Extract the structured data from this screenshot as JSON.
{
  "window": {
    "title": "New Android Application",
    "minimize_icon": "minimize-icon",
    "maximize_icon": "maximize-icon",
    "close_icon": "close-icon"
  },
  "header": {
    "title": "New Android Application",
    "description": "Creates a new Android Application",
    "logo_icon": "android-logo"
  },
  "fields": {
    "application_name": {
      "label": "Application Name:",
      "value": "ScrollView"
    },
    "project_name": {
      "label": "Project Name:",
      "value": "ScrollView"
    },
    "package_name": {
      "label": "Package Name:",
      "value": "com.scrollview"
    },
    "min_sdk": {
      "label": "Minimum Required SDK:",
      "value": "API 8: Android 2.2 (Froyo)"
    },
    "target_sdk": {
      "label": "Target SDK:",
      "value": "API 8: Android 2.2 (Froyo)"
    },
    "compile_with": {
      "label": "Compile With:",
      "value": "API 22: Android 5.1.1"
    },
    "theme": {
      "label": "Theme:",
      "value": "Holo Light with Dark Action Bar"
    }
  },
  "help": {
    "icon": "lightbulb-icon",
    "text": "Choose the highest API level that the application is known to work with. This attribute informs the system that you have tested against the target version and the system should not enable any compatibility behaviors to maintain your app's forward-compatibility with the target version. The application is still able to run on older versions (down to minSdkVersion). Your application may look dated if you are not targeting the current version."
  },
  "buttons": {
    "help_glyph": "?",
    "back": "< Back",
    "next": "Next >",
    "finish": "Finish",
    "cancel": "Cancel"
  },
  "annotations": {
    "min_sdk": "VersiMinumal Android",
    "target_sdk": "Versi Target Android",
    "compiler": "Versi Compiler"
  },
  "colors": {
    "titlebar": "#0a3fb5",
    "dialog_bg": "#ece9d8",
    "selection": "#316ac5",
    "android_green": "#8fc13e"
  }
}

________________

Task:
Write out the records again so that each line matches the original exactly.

Expected answer:
Extract the structured data from this screenshot as JSON.
{
  "window": {
    "title": "New Android Application",
    "minimize_icon": "minimize-icon",
    "maximize_icon": "maximize-icon",
    "close_icon": "close-icon"
  },
  "header": {
    "title": "New Android Application",
    "description": "Creates a new Android Application",
    "logo_icon": "android-logo"
  },
  "fields": {
    "application_name": {
      "label": "Application Name:",
      "value": "ScrollView"
    },
    "project_name": {
      "label": "Project Name:",
      "value": "ScrollView"
    },
    "package_name": {
      "label": "Package Name:",
      "value": "com.scrollview"
    },
    "min_sdk": {
      "label": "Minimum Required SDK:",
      "value": "API 8: Android 2.2 (Froyo)"
    },
    "target_sdk": {
      "label": "Target SDK:",
      "value": "API 8: Android 2.2 (Froyo)"
    },
    "compile_with": {
      "label": "Compile With:",
      "value": "API 22: Android 5.1.1"
    },
    "theme": {
      "label": "Theme:",
      "value": "Holo Light with Dark Action Bar"
    }
  },
  "help": {
    "icon": "lightbulb-icon",
    "text": "Choose the highest API level that the application is known to work with. This attribute informs the system that you have tested against the target version and the system should not enable any compatibility behaviors to maintain your app's forward-compatibility with the target version. The application is still able to run on older versions (down to minSdkVersion). Your application may look dated if you are not targeting the current version."
  },
  "buttons": {
    "help_glyph": "?",
    "back": "< Back",
    "next": "Next >",
    "finish": "Finish",
    "cancel": "Cancel"
  },
  "annotations": {
    "min_sdk": "VersiMinumal Android",
    "target_sdk": "Versi Target Android",
    "compiler": "Versi Compiler"
  },
  "colors": {
    "titlebar": "#0a3fb5",
    "dialog_bg": "#ece9d8",
    "selection": "#316ac5",
    "android_green": "#8fc13e"
  }
}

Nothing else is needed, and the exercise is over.